The malicious app initially uses phishing techniques, presenting the victim with a fake banking web page; thus enabling the attacker to derive the victim's banking credentials to their own web server.
From this point on, the attacker has full control of the victim's mobile device....and their bank account.
This malware is particularly interesting, as it has it's own built-in defence mechanism. If the victim was to attempt to delete the app, the device would lock itself. As well as doing so, the app changes the device's lock code. So while the device is rendered practically unusable to the victim, the attacker proceeds to empty their bank accounts.
As always, we strongly recommend that you do not open unknown email attachments, and to always implement Anti-Virus software on all devices.
It’s not uncommon for malware to have capabilities that protects itself. This usually consists of routines that help keep it hidden.

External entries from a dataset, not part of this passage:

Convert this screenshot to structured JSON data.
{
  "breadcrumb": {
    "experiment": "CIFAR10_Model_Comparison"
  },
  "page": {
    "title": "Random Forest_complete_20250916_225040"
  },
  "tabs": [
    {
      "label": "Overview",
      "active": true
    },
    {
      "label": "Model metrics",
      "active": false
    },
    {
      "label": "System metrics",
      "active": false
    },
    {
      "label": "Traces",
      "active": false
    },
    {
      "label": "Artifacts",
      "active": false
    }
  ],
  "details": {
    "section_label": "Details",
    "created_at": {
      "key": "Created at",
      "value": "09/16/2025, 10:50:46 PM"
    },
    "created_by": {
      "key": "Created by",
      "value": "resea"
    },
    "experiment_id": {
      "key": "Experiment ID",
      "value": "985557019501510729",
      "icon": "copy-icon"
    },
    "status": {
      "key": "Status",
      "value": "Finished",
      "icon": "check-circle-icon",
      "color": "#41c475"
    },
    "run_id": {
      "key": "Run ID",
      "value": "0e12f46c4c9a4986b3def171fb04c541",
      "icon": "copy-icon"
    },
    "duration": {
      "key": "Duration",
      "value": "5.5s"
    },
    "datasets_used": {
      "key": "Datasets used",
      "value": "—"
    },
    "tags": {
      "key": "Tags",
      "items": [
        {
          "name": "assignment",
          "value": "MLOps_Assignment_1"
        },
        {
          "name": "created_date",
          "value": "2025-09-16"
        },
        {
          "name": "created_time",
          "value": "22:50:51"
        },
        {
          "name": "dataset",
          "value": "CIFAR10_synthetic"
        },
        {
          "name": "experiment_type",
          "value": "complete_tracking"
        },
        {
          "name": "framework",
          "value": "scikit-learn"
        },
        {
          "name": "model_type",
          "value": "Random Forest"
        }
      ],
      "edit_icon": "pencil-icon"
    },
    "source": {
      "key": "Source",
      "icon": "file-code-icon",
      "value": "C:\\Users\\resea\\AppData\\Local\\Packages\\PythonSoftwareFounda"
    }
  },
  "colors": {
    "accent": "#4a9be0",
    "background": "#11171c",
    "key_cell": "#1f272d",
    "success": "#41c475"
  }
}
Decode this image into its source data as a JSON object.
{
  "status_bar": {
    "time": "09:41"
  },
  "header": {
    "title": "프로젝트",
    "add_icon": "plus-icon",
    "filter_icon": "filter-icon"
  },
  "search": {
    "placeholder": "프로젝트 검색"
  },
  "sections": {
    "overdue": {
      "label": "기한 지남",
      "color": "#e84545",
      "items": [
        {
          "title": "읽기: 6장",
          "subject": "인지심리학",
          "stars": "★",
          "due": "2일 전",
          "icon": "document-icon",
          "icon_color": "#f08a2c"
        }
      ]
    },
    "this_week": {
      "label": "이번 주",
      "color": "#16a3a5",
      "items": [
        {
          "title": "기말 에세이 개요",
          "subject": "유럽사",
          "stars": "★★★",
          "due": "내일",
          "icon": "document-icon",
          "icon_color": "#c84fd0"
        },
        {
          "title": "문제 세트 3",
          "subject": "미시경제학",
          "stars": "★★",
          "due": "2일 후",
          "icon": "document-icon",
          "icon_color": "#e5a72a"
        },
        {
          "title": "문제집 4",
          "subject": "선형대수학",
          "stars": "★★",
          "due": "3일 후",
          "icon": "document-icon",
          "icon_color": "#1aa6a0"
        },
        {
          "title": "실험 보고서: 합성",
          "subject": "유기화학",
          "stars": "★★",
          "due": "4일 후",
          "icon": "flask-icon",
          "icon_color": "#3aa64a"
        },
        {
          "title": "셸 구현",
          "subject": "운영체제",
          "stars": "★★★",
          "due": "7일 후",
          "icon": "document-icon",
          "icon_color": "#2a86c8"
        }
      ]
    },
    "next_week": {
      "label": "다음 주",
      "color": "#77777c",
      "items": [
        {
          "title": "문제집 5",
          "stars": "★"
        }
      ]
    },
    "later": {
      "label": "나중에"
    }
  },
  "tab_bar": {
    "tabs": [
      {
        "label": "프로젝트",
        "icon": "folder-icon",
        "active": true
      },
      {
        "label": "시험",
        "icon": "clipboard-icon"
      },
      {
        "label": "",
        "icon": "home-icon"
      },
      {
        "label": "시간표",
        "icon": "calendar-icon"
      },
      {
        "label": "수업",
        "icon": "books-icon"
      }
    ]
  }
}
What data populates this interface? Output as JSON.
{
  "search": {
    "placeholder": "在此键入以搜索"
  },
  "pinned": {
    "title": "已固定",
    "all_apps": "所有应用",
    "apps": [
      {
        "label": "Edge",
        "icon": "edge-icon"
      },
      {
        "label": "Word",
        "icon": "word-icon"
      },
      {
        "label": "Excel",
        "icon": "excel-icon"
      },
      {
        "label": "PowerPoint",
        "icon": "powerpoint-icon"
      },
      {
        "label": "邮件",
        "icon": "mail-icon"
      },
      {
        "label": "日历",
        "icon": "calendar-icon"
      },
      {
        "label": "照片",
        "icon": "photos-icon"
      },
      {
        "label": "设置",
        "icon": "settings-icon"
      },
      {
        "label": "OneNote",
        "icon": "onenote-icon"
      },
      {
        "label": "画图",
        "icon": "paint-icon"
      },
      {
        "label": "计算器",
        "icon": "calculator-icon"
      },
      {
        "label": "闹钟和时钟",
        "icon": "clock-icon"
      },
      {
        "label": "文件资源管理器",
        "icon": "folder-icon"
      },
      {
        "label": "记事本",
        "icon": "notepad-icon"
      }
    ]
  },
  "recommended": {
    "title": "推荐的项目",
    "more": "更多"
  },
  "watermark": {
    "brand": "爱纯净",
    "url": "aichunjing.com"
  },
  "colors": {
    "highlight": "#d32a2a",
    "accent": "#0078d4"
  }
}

One particular mobile malware caught our attention with its unique combination that makes its attack stealthy, and it has the capability to locks a user’s device.